Contemporary observance of Thanksgiving focuses on conspicuous consumption without reflection on our origins. But remembering the past allows us to give thanks for what we have because of the time when we had not, says Edgar Moore.
My maternal grandmother, Ella Cook, took her mincemeat recipe to the grave with her. She was a teetotaling EUB of the old school, who regarded merger with the Methodists in 1968 as merely the latest apostasy from the old United Brethren ways, which had been handed down at Mount Sinai as codicils to the Ten Commandments. A glass of wine was as serious an affront to her sensibilities as a day of fun would have been to those of Increase Mather.
She had no problem, though, requesting a fifth of brandy each November, to be added to the mysterious blend of ingredients that went into her mincemeat. The brandy made it all “work,” she said, and her mincemeat pies -- “the baking gets rid of all the alcohol” -- were the stuff of legend in our family. They were absolutely essential to Thanksgiving; turkey was optional. Saint Peter now munches happily while those of us remaining in the church militant endure privation.
I was a student at Lebanon Valley College -- formerly EUB -- before I understood the historical importance of Grandma Ella’s recipe. The poor English folk from whom she was descended seldom enjoyed meat in their diets; this was reserved for the upper classes. Mincemeat, then, was a means of transforming a small amount of beef of indeterminate quality -- think “The Cook’s Tale” in Chaucer -- into a palatable form with a reasonable shelf life. The brandy was essential. EUB lifers at Lebanon Valley knew the story well.
Grandma Ella’s mincemeat, then, was emblematic of our family’s journey. It recalled a time when our ancestors had little, were an oppressed class, and struggled for survival. Had we understood all this as I was growing up, we could have cherished Grandma Cook’s mincemeat as EUB matzo and narrated the family history as we enjoyed her pies, celebrating the exodus from poverty in England and the pilgrimage to plenty in America. We could have given appropriate thanks, recalling the place we used to be.
Thanksgiving encourages this nuanced celebration, though the contemporary American holiday veers to the side of conspicuous consumption without the reflection upon our origins. There is the requisite Thanksgiving Proclamation by the president; the Macy’s Thanksgiving Day Parade, culminating in the appearance of Santa Claus; numerous football games, NFL and collegiate; and the eager anticipation of Black Friday, the day-after-Thanksgiving shopping melee that has been known to result in fatality. The Pilgrims who celebrated the first Thanksgiving in 1621, after a dreadful year of illness and hunger, would be appalled.
Central to United Methodist thinking about the sacraments is anamnesis, a Koine Greek term from the New Testament usually translated into English as “remember” or “remembrance.” When Jesus says, “Do this in remembrance of me,” instituting the Eucharist, the original text has anamnesis, both in Luke and in 1 Corinthians.

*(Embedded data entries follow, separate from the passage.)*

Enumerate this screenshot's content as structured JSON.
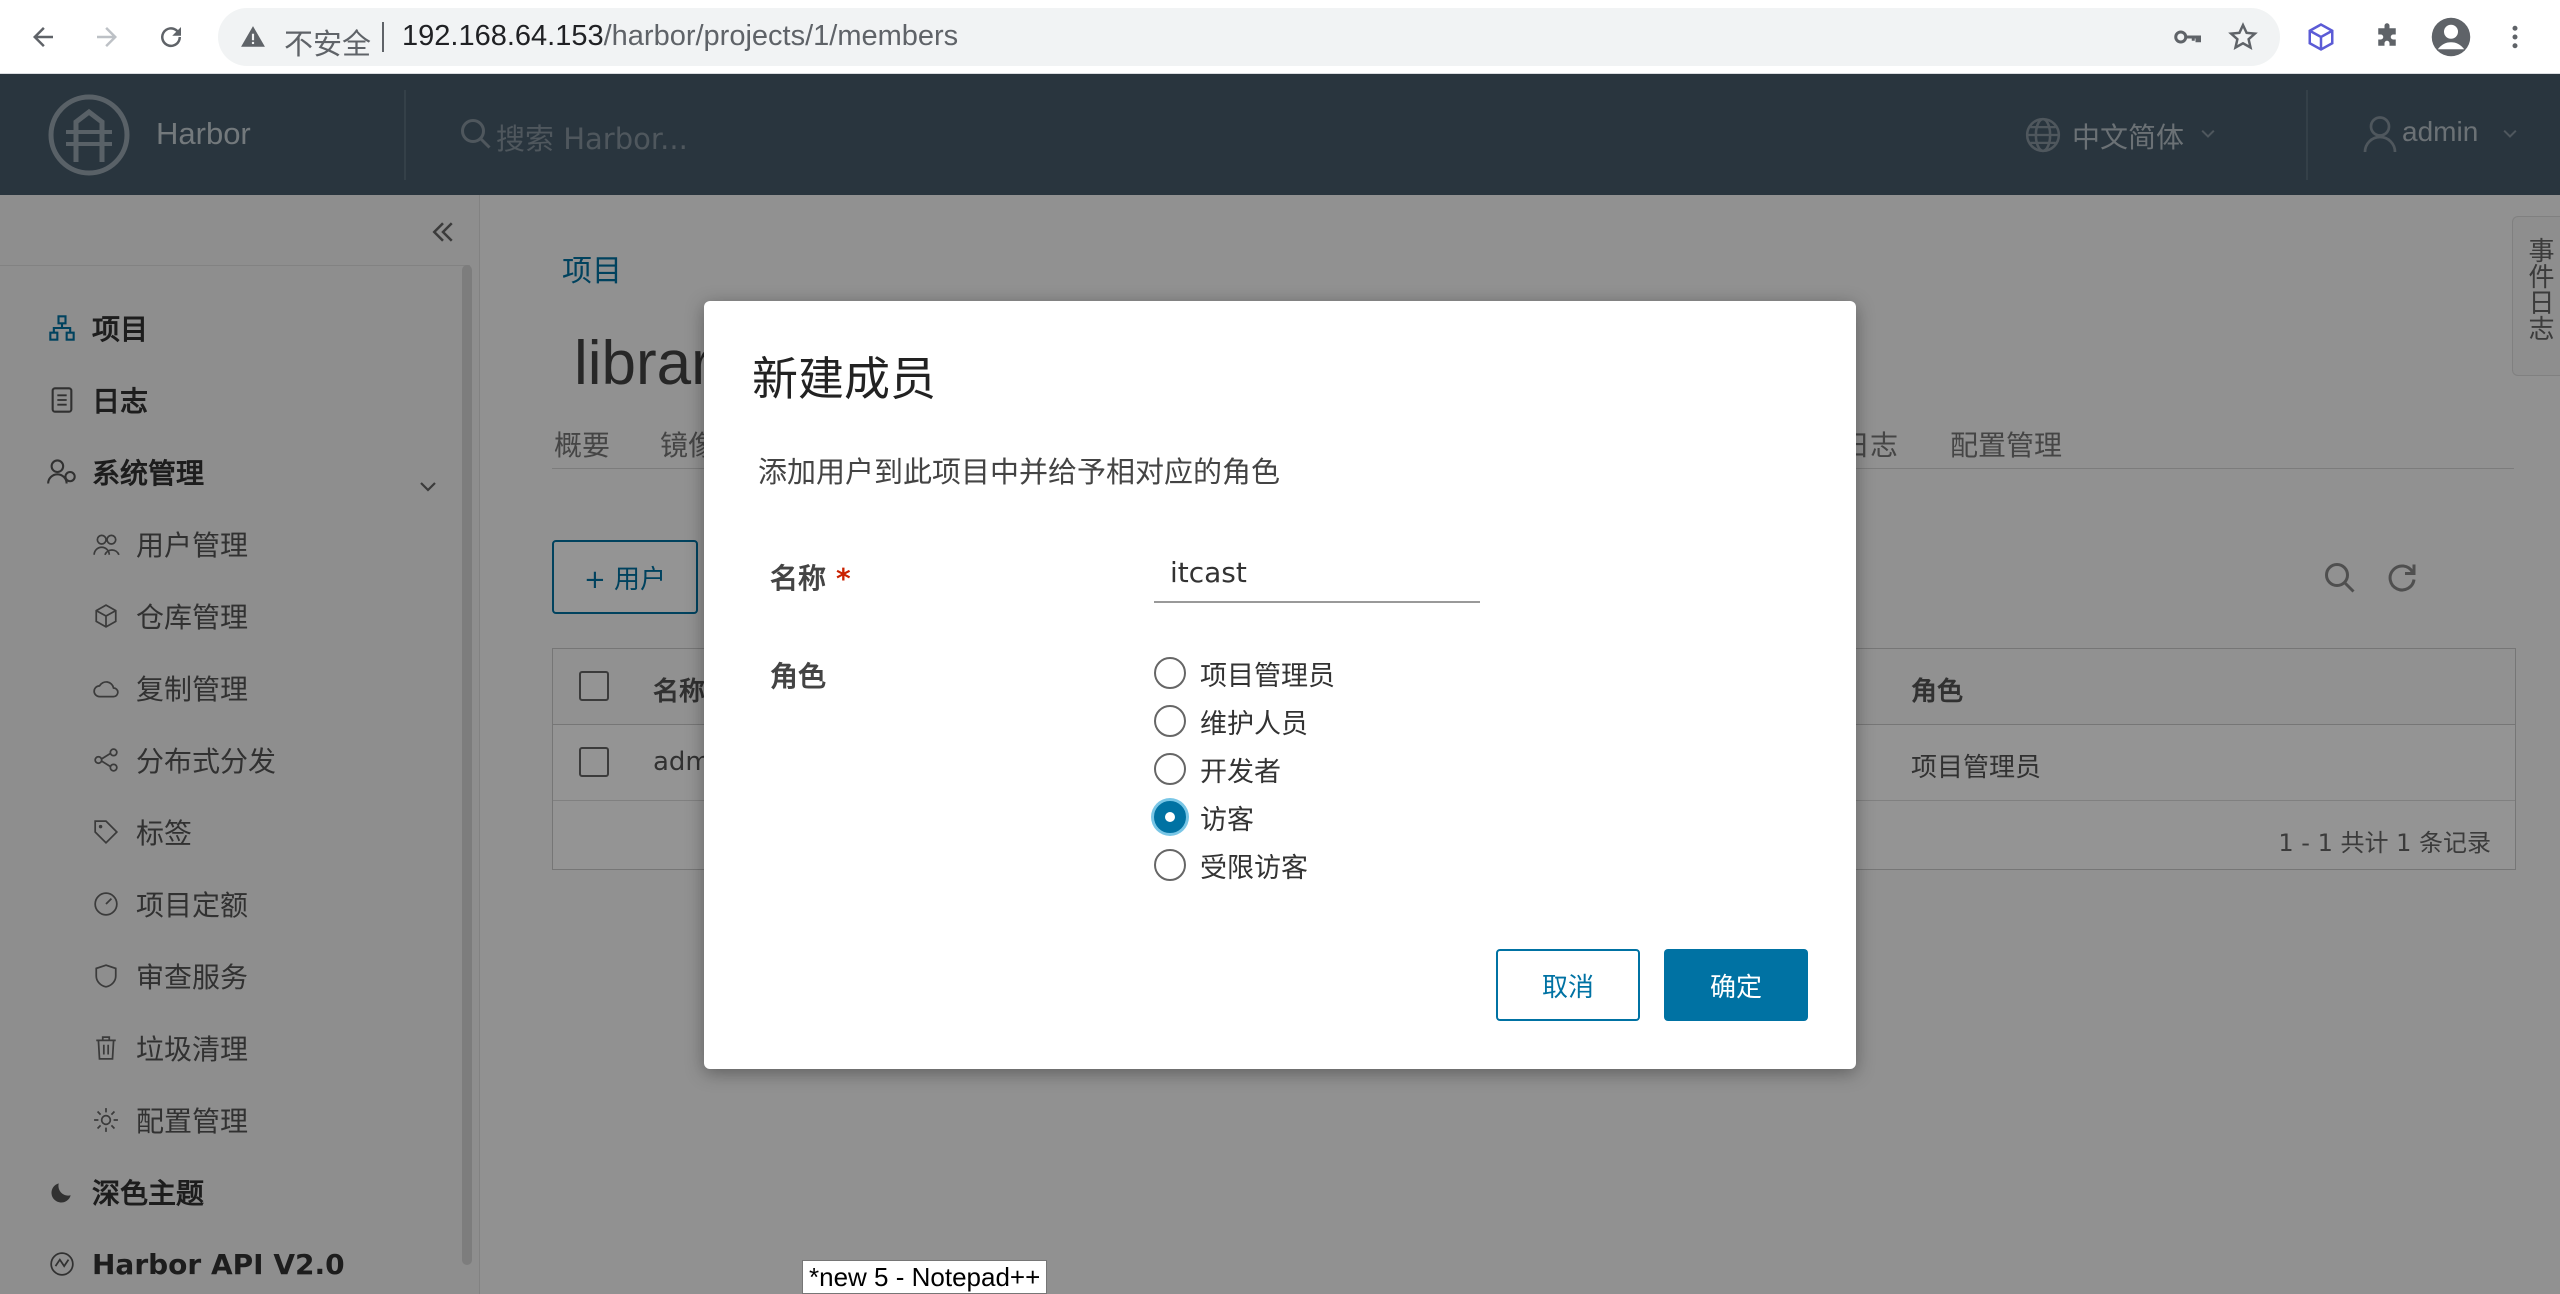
{
  "browser": {
    "insecure_label": "不安全",
    "url_host": "192.168.64.153",
    "url_path": "/harbor/projects/1/members"
  },
  "header": {
    "brand": "Harbor",
    "search_placeholder": "搜索 Harbor...",
    "language": "中文简体",
    "user": "admin"
  },
  "sidebar": {
    "items": [
      {
        "label": "项目"
      },
      {
        "label": "日志"
      },
      {
        "label": "系统管理"
      },
      {
        "label": "用户管理"
      },
      {
        "label": "仓库管理"
      },
      {
        "label": "复制管理"
      },
      {
        "label": "分布式分发"
      },
      {
        "label": "标签"
      },
      {
        "label": "项目定额"
      },
      {
        "label": "审查服务"
      },
      {
        "label": "垃圾清理"
      },
      {
        "label": "配置管理"
      },
      {
        "label": "深色主题"
      },
      {
        "label": "Harbor API V2.0"
      }
    ]
  },
  "main": {
    "breadcrumb": "项目",
    "project_title": "library",
    "tabs": [
      "概要",
      "镜像仓库",
      "日志",
      "配置管理"
    ],
    "add_user_label": "+ 用户",
    "grid": {
      "col_name": "名称",
      "col_role": "角色",
      "row_name": "admin",
      "row_role": "项目管理员",
      "footer": "1 - 1 共计 1 条记录"
    },
    "event_tab": "事件日志"
  },
  "modal": {
    "title": "新建成员",
    "description": "添加用户到此项目中并给予相对应的角色",
    "name_label": "名称",
    "required_mark": "*",
    "name_value": "itcast",
    "role_label": "角色",
    "roles": [
      "项目管理员",
      "维护人员",
      "开发者",
      "访客",
      "受限访客"
    ],
    "selected_role": "访客",
    "cancel_label": "取消",
    "ok_label": "确定"
  },
  "taskbar_tooltip": "*new 5 - Notepad++",
  "colors": {
    "header_bg": "#485c6c",
    "accent": "#0072a3",
    "required": "#c92100"
  }
}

But anamnesis doesn’t mean merely to remember, in the sense of fondly recalling Grandma Cook’s mincemeat pies; instead, it means to make the power of a past event present in the now. When we come to the Lord’s Table, remembering in the New Testament sense, we encounter the power of Jesus’ death and resurrection. The Lord who meets us is the One who not only ate with the Twelve in the upper room before his passion but also broke the bread at Emmaus the day of his resurrection. It is one continuous narrative of salvation, the two breakings of bread being inseparable from one another.
Suppose we undertook to celebrate Thanksgiving by appropriating the New Testament sense of remembering. We would give thanks not only because of what we have but also because of where we used to be, and because of the time when we had not. This was the sense the Massachusetts Pilgrims brought to their table in the autumn of 1621, all 53 who had survived the first winter in New England.
They remembered not only the perilous voyage across the Atlantic in the Mayflower but also those who had died in the preceding months and were absent from the community table. They remembered where they had been, the friends and family who were now gone, and the hunger that had gnawed at them that first winter. All were interwoven at that thanksgiving meal, shared with Native Americans. Anamnesis created authentic thanks.
Pastors find this time of year especially challenging, not only because our cultural amnesia has made contemporary Thanksgiving a day of excess, the bounty quickly consumed so we can get on with the football, but also because Christmas creep -- Santa at the end of the Macy’s parade -- has robbed Thanksgiving Day of its solemnity and historic significance. It no longer stands alone but is brief prelude to the commercial cacophony that begins on Black Friday.
The church finds itself trying to sing the Lord’s song in a strange land. Perhaps by reminding folk of where we used to be -- among those who walked in darkness -- and of the time when we had not -- the poverty of spiritual hunger -- pastors might unleash the power of anamnesis in the church and enable the same authentic thanks that came to the table in Plymouth in 1621.